Back in the beginning of December, my husband and I brought a list of the doctors in our medical group to get my OBGYN’s opinion on pediatricians. He said it was a little early to start thinking about that, but indulged us and told us a bit about each one that he knew, and gave a vague thumbs up or thumbs down. He then recommended that we make appointments with a few of them before the baby arrives to choose one we liked best.
Now that I’m in my 8th month, I think it’s time to revisit that list and make a couple of appointments so we can choose a doctor for baby TTT before he arrives. I suppose we’ll need to interview them, but the process is so foreign to me. I found some detailed interview guides on Baby Center, The Bump, and Pregnancy and Baby, but many of the questions either don’t apply to me (eg: we’ll know they take our insurance because we will only interview ones that do and for after hours care, we go to urgent care or the ER), or are not things I feel like I need to ask (eg: I don’t care if there are other doctors in the practice or how many years the doctor has been practicing medicine). However, there are a few things that are important to me and I hope to address them at our so-called “interviews”.
I’d like to know where my doctor stands in the breast vs bottle world. I want a doctor who supports my efforts to exclusively breastfeed for at least one year and one who knows all the latest research and information on the topic. I know that some doctors of a previous generation tend to push mothers to give their kids formula when it isn’t necessary, so this is something I’d like to discuss.
I know most pediatricians don’t recommend co-sleeping, which is something we’re not planning to do, but I think a doctor’s opinion on this issue says a lot about how they might handle other things. If they have more of an open mind on the topic, I know they’ll have more of an open mind on other things, which is so much easier to deal with than someone who thinks they are the ultimate authority on everything.
Growth and Development

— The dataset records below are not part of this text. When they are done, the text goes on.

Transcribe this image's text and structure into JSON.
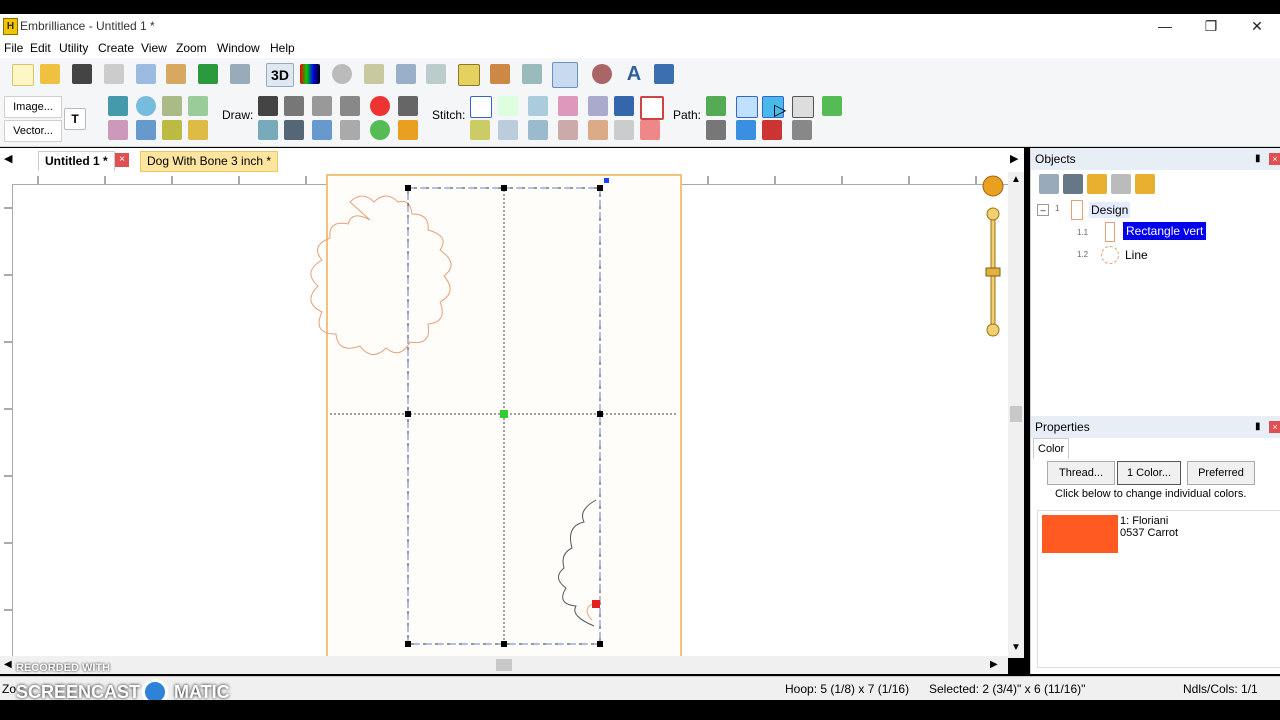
{
  "window": {
    "title": "Embrilliance - Untitled 1 *",
    "app_icon": "app-icon",
    "controls": [
      "minimize",
      "maximize",
      "close"
    ]
  },
  "menu": [
    "File",
    "Edit",
    "Utility",
    "Create",
    "View",
    "Zoom",
    "Window",
    "Help"
  ],
  "toolbar2": {
    "image_btn": "Image...",
    "vector_btn": "Vector...",
    "draw_label": "Draw:",
    "stitch_label": "Stitch:",
    "path_label": "Path:"
  },
  "tabs": [
    {
      "label": "Untitled 1 *"
    },
    {
      "label": "Dog With Bone 3 inch *"
    }
  ],
  "objects_panel": {
    "title": "Objects",
    "tree": [
      {
        "num": "1",
        "label": "Design"
      },
      {
        "num": "1.1",
        "label": "Rectangle vert"
      },
      {
        "num": "1.2",
        "label": "Line"
      }
    ]
  },
  "properties_panel": {
    "title": "Properties",
    "tab": "Color",
    "buttons": [
      "Thread...",
      "1 Color...",
      "Preferred"
    ],
    "hint": "Click below to change individual colors.",
    "color_swatch": "#ff5a22",
    "color_line1": "1: Floriani",
    "color_line2": "0537 Carrot"
  },
  "status": {
    "zoom_prefix": "Zo",
    "hoop": "Hoop: 5 (1/8) x 7 (1/16)",
    "selected": "Selected: 2 (3/4)\" x 6 (11/16)\"",
    "ndls": "Ndls/Cols: 1/1"
  },
  "watermark": {
    "line1": "RECORDED WITH",
    "line2": "SCREENCAST",
    "line3": "MATIC"
  },
  "colors": {
    "selection": "#0000ff",
    "hoop_border": "#f0c27a",
    "stitch_red": "#ff5a22",
    "tab_active": "#fde5a0"
  }
}
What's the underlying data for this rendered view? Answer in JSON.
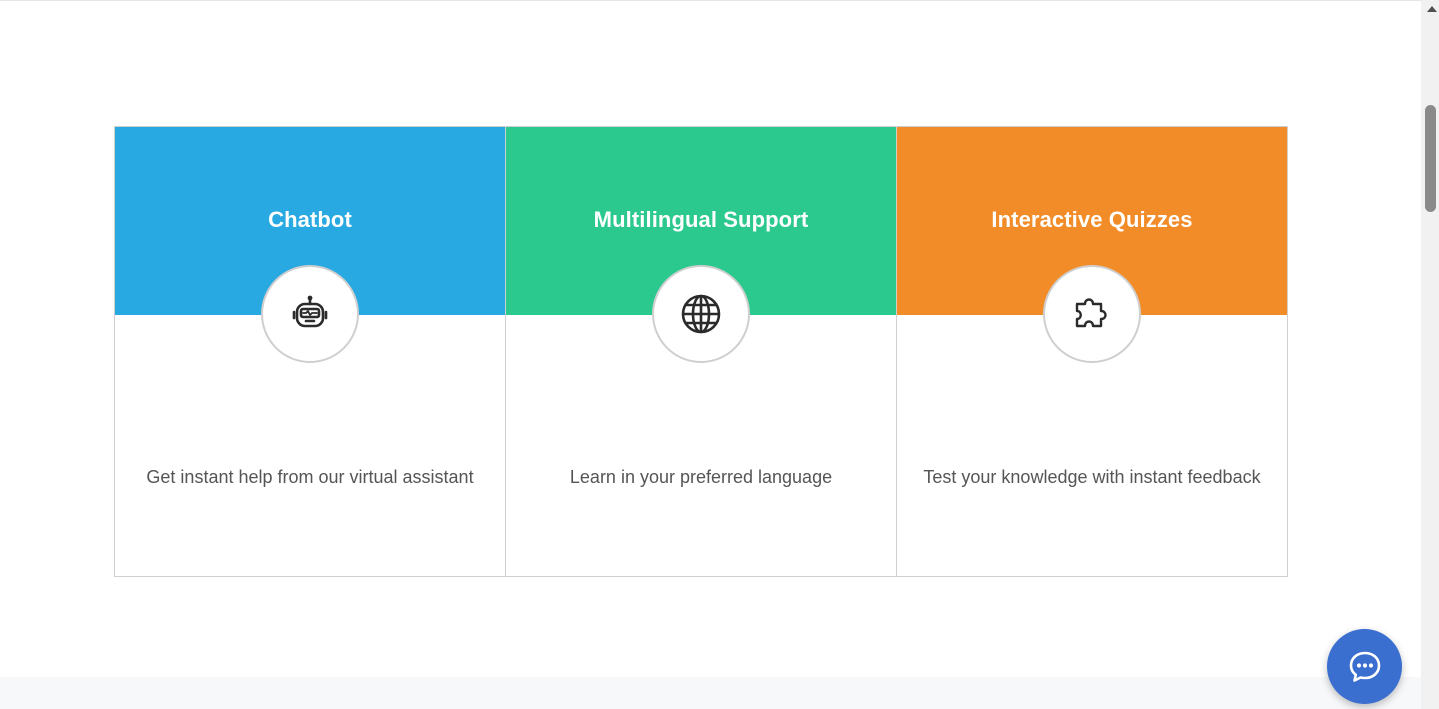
{
  "features": [
    {
      "title": "Chatbot",
      "description": "Get instant help from our virtual assistant",
      "color": "#29a9e1",
      "icon": "robot-icon"
    },
    {
      "title": "Multilingual Support",
      "description": "Learn in your preferred language",
      "color": "#2cc98f",
      "icon": "globe-icon"
    },
    {
      "title": "Interactive Quizzes",
      "description": "Test your knowledge with instant feedback",
      "color": "#f28c28",
      "icon": "puzzle-icon"
    }
  ],
  "chat_widget": {
    "icon": "chat-bubble-icon",
    "color": "#3b6fcf"
  }
}
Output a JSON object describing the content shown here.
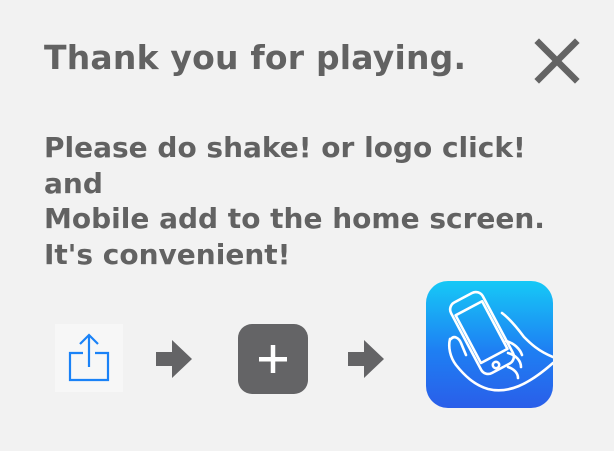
{
  "dialog": {
    "title": "Thank you for playing.",
    "close_icon": "close-icon",
    "message_lines": [
      "Please do shake! or logo click!",
      "and",
      "Mobile add to the home screen.",
      "It's convenient!"
    ]
  },
  "steps": [
    {
      "icon": "share-icon",
      "color": "#1a82f7"
    },
    {
      "icon": "arrow-right-icon",
      "color": "#646466"
    },
    {
      "icon": "plus-icon",
      "color": "#646466"
    },
    {
      "icon": "arrow-right-icon",
      "color": "#646466"
    },
    {
      "icon": "phone-in-hand-icon",
      "color": "#1e7ff3"
    }
  ],
  "colors": {
    "background": "#f2f2f2",
    "text": "#626262",
    "accent_blue": "#1a82f7"
  }
}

I remember when my brother was a baby — I was 18 when he was born, so I was pretty involved in his care. My mom would get a sheet at each of his monthly checkups that included everything he should be mastering developmentally, and where he stood on the growth charts. While I definitely want this information, I also want to know that my doctor understands that each child is different and won’t pressure me into any medications or therapies that might not be necessary.
This one is pretty important to me as I want to feel comfortable in whichever doctor’s office I chose. Are there toys for the kids to play with while we’re waiting to be called in for our appointment? Is it clean? Is the receptionist friendly? Do I feel comfortable there? I know this makes a big difference for me because my previous OBGYN’s office was horrible – very large waiting room, rude receptionists, uncomfortable seating, etc., and my current OBGYN’s office is like a different world – the receptionist knows me, the office is small, it’s decorated very nicely and even has a fountain in the waiting room for ultimate relaxation. Luckily, I won’t really have to ask any questions for this one; I can just observe and make note of it.
I remember when we first met with who was to be our wedding photographer, The Caldwells. We knew that we should interview a few people before coming to a decision, but after talking with them for an hour or so, we just knew they were right for us. We didn’t feel the need to meet with anyone else because we knew we liked them and felt that chemistry. We’re still in touch with them almost three years later. I’m pretty sure that this will happen when choosing a pediatrician, as well. When we find the right one for us, we’ll just know. Hopefully one of the doctors on our somewhat limited list for our medical group is also one who we have good chemistry with.
What is important to you when selecting a pediatrician?